May 5, 2012

Movies: The Avengers

And there came a day, a day unlike any other, when Earth's mightiest heroes found themselves united against a common threat. On that day, the Avengers were born—to fight the foes no single super hero could withstand!

I admit without shame that I have never been a huge Avengers fan. Mutants are much more my thing when it comes to Marvel, but still, in modern comic books it is impossible to follow only one set of characters and not know anything about the rest. What my opening sentence meant to say was that my hype for this movie was based solely on the movies preceding it, as I have no strong feelings for any of the characters in it. Add to that the unflattering trailers and my strong conviction that a superhero ensemble movie is doomed to turn into a superpower showoff cameofest (coughX-men2cough), and the only hope I was seeing for The Avengers was in the form of its director and script writer Joss Whedon who is, as is well known, the best thing since Jesus.
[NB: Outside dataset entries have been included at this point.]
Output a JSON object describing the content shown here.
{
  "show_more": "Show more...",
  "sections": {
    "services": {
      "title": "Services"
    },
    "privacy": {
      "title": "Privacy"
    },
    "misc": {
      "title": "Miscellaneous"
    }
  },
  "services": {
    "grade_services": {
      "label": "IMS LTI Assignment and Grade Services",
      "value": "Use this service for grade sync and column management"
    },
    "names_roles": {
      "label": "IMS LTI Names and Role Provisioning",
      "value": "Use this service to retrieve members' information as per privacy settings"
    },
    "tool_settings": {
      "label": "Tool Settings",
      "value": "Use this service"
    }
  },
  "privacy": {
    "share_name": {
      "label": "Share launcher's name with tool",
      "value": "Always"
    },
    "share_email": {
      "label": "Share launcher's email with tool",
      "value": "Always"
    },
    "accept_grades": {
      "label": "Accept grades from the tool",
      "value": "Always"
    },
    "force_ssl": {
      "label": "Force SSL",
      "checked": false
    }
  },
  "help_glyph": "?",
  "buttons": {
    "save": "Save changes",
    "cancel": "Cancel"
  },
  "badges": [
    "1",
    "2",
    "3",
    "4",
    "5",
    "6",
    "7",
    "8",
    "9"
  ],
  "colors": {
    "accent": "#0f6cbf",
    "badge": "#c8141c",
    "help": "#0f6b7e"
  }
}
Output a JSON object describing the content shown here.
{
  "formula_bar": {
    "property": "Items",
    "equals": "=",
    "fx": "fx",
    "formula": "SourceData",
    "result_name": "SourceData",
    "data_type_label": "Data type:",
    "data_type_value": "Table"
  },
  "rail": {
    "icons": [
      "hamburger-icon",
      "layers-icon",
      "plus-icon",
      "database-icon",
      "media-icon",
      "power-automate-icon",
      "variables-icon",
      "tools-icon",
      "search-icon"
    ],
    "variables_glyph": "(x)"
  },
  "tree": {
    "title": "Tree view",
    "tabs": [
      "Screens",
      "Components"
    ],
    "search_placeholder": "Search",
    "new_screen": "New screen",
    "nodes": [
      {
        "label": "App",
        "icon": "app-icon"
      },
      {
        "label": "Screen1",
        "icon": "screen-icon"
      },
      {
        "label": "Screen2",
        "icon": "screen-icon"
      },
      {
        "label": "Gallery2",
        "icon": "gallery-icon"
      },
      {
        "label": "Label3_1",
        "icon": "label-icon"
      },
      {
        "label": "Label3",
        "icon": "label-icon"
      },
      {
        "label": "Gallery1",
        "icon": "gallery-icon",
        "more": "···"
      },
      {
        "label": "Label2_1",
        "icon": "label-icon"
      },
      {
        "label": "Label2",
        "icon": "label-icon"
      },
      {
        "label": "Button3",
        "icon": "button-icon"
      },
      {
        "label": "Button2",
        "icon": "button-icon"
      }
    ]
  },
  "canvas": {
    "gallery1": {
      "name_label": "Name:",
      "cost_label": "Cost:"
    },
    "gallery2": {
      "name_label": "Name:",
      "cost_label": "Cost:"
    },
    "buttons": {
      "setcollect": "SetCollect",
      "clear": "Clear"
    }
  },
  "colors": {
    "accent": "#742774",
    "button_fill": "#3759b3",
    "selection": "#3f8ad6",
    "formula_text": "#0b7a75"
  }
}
I don't know how to follow up this paragraph with a smart and elegant transition to my reaction to the movie, so I'll just get on with it: The Avengers is by far the best Marvel Comics movie ever made, and easily among the best in the genre, with no real competition on the superhero front. All pitfalls of the ensemble movie have been avoided, everything good about ensemble stories has been utilized to its full potential by a master of the ensemble storytelling.

Coming on the shoulders of no less than five previous origin movies, The Avengers does not need to introduce its characters. What it does, is jump into the plot and use it to build them. The Tesseract - introduced in Captain America - has been stolen by Loki (Tom Hiddleston), and Nick Fury, the director of S.H.I.E.L.D. (Samuel Jackson) decides it's time to assemble a response team to avert an oncoming alien invasion. Steve Rogers/Captain America (Chris Evans), Tony Stark/Iron Man (Robert Downey Jr.), Thor of Asgard (Chris Hemsworth) and Bruce Banner/The Hulk (Mark Ruffalo), as well as S.H.I.E.L.D. agents Natasha Romanov/Black Widow (Scarlet Johansson) and Clint Barton/Hawkeye (Jeremy Renner) all come together under different circumstances, but with one goal - to stop a threat none of them can contain alone.

The premise is simple, but as any superhero team origin story, it is a great risk to tell it. The burden of fan expectation, the dynamic of characters with vastly different backgrounds and power levels... it is so easy for this to go wrong, that nothing short of brilliance would be enough. And Joss Whedon delivers in full. Having suckled geekdom from his mother's breast, the guy knows exactly what the fans have wanted to see, and how to deliver it without compromising the integrity of the story. For those who don't believe me, I have two words - S.H.I.E.L.D. helicarrier.

The Avengers goes at a brisk pace, and it's almost surprising when it finally clocks at 142 minutes (according to IMDB), but that time is spent just the way it should - in multiple locations, creating fully realized situations in each, propelling the plot forward while subtly building and solidifying a team I did not believe would ever translate on the big screen. All the actors - including ones I had doubts about - deliver flawlessly, and if Mark Ruffalo is not Edward Norton... well, that's not his fault, and he still does a great job. Depending on viewers' knowledge of previous films has allowed Whedon to not only ignore the need for a backstory, but also to build on the characters from where we've last seen them. Those are not people finding themselves. Those are people who've found themselves and now are finding something bigger.

The special effects are fantastic, even though in the final act they tend to stray a bit on the Transformers side, with a bit too many machines and buildings being destroyed. That said, the heroes show off their powers in the coolest possible way without it even for a second seeming unnecessary or put there just for the fans' sake. The cinematography is nothing spectacular or fancy, but even amidst the greatest chaos you always know exactly what is happening and who it's happening to. If the movie has anything vaguely reminiscent of a flaw, it would be the typically unmemorable soundtrack, but Marvel movies have never had great music anyway, and it's by no means bad.

The Avengers is exactly the triumphant masterpiece crown jewel that Marvel and the fans were hoping for. It is the movie that could have been, but so rarely is. A brilliant achievement, utilizing the full scope and all the strengths of the genre. And, if we are lucky - Joss Whedon's ticket to a well funded TV show that won't get cancelled!


May 4, 2012

Cover art for Brandon Sanderson and Robert Jordan's A Memory of Light - For Real This Time

The actual Michael Whelan cover (plus full art) for Sanderson and Jordan's A Memory of Light. Is it sad that I find it completely uninspiring?